App and web page records
------------------------------

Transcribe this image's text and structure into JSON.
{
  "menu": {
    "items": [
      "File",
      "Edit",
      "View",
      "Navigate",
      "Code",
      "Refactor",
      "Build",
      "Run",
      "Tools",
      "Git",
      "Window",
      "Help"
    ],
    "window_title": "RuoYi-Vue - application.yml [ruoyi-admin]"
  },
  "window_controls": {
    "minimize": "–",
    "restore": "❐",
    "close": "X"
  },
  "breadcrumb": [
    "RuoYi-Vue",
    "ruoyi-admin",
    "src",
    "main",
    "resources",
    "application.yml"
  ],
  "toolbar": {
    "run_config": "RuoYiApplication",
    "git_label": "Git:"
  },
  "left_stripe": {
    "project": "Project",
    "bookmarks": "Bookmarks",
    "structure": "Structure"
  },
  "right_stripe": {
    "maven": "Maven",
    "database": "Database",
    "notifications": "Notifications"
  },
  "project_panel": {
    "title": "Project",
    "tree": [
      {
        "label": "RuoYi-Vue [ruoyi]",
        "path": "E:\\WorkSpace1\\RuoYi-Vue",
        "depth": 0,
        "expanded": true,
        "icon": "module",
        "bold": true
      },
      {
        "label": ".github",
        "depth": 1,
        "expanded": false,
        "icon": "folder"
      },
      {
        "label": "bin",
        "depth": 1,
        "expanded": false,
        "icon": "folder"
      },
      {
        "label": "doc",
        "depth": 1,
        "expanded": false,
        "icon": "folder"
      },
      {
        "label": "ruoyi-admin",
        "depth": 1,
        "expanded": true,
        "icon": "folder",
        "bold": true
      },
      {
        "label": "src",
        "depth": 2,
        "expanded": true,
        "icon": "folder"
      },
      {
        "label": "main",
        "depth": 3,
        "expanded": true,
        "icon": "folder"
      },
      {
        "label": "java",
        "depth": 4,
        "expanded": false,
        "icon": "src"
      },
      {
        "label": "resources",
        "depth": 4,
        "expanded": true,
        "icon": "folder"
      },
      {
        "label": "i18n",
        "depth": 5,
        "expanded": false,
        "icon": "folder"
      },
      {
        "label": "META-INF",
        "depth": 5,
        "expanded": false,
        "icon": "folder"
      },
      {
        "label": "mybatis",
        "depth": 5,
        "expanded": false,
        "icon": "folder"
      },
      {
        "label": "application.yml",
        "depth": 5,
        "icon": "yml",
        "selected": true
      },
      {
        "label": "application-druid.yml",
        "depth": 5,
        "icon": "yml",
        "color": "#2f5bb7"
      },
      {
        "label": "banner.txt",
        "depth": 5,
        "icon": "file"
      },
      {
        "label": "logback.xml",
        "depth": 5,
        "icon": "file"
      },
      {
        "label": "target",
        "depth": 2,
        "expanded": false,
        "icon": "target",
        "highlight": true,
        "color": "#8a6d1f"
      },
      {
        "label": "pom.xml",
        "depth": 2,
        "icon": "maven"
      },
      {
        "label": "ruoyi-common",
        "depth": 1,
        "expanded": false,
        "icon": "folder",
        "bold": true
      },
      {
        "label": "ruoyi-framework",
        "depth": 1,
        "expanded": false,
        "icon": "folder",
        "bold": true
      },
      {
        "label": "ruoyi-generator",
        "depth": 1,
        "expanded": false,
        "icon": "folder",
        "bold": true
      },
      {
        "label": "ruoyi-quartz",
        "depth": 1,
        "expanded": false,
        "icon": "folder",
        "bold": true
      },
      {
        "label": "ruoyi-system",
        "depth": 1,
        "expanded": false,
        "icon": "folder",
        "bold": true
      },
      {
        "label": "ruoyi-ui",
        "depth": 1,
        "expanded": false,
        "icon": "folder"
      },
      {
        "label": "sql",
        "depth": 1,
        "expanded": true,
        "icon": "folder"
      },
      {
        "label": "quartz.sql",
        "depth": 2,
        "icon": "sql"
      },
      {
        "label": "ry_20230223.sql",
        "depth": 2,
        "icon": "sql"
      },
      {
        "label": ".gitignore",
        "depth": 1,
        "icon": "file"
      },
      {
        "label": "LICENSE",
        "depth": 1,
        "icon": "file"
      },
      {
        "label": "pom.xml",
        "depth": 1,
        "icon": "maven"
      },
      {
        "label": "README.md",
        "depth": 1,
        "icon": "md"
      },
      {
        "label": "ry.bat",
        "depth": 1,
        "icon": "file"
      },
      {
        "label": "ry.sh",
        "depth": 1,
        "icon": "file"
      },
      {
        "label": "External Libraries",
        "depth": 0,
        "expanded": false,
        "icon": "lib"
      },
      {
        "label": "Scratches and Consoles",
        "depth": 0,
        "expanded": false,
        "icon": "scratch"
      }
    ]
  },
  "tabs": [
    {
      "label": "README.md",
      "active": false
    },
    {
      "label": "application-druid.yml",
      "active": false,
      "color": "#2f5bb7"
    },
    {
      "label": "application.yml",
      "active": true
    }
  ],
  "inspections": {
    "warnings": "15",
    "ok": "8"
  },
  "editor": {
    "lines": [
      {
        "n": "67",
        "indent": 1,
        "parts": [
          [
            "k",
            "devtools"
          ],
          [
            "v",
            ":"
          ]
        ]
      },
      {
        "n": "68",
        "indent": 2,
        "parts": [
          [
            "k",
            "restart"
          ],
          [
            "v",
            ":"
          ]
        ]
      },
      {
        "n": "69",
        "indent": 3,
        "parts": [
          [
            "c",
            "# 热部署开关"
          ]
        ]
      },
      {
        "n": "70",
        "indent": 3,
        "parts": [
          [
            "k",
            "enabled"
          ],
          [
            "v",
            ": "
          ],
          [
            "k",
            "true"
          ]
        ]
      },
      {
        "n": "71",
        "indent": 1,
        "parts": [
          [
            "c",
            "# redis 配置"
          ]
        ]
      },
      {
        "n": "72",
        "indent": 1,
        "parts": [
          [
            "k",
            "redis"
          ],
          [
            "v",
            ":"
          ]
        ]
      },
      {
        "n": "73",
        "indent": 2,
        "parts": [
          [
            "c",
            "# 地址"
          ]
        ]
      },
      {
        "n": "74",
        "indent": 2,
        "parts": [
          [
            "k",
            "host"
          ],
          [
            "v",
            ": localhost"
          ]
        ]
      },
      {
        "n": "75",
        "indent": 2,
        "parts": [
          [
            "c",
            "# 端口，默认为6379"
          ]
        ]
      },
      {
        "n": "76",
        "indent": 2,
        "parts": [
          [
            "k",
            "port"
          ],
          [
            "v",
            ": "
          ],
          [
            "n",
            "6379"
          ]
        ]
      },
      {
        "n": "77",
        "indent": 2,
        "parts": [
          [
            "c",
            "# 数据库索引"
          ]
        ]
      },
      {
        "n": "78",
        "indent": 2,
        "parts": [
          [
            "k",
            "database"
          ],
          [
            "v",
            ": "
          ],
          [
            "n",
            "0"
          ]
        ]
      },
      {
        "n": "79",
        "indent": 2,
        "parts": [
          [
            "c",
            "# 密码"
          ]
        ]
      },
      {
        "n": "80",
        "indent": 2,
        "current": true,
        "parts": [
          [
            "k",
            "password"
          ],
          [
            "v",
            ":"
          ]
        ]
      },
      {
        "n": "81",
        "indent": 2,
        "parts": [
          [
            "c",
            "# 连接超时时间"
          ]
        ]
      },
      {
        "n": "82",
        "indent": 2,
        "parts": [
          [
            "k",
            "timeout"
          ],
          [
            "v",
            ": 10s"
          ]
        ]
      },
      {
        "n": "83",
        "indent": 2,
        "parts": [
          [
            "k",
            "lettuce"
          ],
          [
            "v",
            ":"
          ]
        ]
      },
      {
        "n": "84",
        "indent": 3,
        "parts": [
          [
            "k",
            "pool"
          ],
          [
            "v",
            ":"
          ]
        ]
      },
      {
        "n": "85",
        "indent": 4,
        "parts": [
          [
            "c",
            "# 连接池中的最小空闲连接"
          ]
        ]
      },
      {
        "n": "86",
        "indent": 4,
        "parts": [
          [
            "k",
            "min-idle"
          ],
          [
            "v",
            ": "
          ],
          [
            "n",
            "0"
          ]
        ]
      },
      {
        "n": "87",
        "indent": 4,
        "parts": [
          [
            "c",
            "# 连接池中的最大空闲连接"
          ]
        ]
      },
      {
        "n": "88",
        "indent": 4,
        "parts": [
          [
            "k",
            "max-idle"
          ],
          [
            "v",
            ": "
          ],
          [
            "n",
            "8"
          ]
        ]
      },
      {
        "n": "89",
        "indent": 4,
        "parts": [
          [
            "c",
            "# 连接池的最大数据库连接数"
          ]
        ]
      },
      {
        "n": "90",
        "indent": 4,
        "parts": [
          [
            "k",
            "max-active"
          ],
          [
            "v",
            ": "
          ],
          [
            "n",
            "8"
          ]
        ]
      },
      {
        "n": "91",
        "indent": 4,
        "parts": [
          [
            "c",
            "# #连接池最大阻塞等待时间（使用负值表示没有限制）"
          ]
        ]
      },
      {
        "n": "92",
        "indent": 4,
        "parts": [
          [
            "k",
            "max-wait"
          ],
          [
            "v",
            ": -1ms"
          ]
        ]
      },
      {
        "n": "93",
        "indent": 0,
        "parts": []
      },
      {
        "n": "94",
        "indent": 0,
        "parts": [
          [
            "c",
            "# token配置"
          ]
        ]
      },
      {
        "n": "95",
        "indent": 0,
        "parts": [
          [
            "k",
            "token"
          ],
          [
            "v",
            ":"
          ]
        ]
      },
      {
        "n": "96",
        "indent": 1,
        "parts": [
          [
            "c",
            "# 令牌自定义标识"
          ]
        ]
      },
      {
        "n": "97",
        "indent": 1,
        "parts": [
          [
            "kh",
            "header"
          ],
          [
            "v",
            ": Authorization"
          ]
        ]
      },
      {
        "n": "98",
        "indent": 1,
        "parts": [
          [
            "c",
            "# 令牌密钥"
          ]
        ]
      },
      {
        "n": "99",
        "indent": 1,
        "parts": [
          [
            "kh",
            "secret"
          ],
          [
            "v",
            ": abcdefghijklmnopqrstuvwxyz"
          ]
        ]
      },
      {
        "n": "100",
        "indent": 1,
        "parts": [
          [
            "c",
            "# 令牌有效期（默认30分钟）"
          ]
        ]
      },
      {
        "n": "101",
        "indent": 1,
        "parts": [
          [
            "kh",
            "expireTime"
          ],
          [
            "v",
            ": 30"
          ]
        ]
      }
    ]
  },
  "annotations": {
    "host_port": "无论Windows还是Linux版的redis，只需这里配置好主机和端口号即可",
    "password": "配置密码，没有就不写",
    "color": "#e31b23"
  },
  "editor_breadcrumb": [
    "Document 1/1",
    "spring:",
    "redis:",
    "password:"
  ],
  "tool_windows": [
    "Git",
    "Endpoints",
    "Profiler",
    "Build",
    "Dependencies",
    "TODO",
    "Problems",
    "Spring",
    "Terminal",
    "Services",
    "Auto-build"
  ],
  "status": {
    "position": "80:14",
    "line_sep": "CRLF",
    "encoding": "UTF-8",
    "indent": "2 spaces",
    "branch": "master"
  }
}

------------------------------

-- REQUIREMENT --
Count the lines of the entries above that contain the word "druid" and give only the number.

-- ANSWER SPACE --
2